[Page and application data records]
* * * * *

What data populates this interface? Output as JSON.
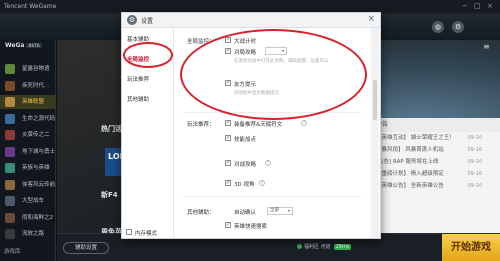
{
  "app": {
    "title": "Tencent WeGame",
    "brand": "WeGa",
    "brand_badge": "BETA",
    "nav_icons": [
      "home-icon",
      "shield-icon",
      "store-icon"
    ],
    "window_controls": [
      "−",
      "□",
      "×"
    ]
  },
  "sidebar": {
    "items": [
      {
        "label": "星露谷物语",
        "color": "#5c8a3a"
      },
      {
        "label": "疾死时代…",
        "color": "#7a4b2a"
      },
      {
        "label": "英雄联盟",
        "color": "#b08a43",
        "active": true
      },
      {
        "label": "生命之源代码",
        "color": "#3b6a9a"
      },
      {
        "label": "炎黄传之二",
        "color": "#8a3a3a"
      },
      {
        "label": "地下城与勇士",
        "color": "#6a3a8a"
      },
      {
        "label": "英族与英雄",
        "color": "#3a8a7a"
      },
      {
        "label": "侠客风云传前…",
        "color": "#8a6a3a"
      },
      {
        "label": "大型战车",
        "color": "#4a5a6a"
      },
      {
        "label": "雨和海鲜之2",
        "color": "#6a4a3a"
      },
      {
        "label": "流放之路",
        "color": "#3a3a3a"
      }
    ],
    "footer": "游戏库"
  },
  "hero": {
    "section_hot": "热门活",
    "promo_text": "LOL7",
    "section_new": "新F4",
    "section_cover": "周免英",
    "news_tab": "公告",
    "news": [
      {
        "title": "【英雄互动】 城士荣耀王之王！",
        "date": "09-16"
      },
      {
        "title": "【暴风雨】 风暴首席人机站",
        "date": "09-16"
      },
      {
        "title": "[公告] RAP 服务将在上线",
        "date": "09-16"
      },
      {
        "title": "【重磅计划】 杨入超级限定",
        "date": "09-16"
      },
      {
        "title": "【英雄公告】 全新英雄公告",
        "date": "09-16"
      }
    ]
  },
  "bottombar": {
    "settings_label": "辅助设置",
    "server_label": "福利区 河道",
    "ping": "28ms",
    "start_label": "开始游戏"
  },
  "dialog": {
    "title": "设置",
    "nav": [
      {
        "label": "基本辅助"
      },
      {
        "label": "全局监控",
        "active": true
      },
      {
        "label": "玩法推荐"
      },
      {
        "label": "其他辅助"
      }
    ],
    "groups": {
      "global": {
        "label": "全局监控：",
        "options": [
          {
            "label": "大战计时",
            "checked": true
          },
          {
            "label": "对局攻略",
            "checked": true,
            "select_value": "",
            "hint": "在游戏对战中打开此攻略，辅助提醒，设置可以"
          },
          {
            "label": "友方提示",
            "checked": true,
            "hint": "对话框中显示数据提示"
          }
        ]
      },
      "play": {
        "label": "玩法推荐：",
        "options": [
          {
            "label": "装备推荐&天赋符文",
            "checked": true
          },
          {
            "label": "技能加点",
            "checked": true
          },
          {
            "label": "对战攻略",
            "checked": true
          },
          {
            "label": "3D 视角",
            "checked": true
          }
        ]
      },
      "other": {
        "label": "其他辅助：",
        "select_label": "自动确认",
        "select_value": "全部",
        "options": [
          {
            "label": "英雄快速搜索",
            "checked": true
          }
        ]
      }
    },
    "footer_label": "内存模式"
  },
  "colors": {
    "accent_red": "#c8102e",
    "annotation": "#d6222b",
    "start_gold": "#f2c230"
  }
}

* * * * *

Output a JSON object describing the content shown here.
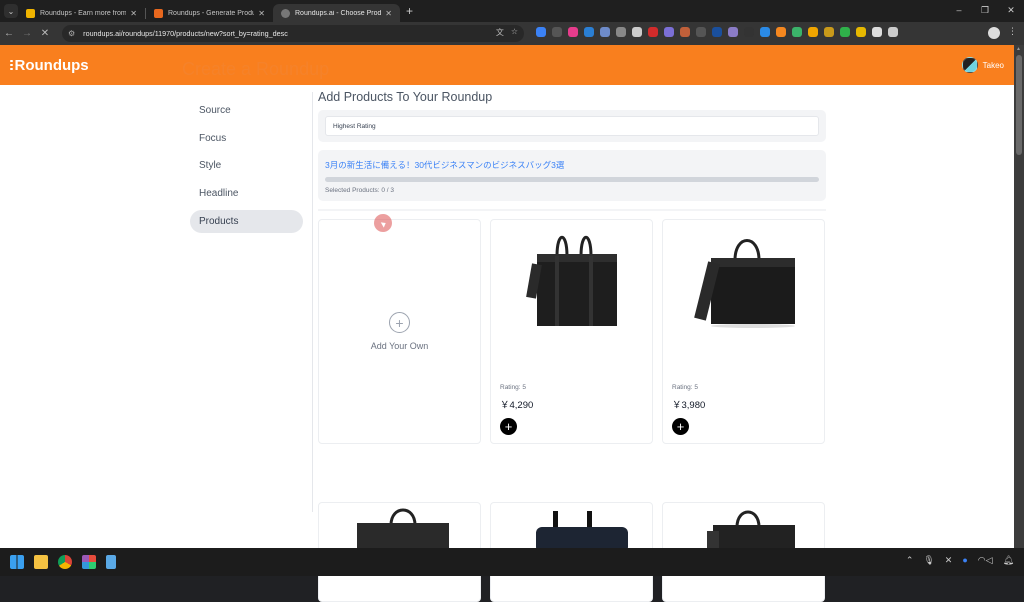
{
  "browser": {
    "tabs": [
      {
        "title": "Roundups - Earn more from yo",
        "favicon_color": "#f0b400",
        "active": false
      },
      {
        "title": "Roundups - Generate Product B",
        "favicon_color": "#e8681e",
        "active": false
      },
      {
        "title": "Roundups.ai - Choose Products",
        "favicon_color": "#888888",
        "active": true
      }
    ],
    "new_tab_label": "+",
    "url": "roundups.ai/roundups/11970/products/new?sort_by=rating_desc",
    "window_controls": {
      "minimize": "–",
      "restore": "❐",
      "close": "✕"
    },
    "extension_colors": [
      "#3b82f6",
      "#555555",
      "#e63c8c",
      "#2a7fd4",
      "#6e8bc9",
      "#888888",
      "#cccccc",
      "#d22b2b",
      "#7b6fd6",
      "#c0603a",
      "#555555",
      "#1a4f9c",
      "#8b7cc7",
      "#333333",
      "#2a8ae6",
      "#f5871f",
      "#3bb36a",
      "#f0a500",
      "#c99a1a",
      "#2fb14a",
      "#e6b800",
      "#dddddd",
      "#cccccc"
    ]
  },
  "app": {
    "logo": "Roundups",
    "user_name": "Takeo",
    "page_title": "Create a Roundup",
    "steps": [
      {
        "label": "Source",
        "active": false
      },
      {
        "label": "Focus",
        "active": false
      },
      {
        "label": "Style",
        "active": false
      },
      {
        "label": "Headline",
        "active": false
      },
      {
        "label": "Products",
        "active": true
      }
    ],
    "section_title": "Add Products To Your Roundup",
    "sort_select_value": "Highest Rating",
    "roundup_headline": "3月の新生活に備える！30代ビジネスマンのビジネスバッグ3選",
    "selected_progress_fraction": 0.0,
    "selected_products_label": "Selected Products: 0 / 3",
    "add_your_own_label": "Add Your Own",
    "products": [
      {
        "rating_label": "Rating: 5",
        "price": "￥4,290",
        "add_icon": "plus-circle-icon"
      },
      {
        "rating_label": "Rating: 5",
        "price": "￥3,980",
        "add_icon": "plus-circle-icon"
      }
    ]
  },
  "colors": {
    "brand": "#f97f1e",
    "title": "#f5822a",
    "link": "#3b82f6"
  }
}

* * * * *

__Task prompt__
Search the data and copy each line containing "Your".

__Task output__
    "section_title": "Add Products To Your Roundup",
    "add_your_own_label": "Add Your Own",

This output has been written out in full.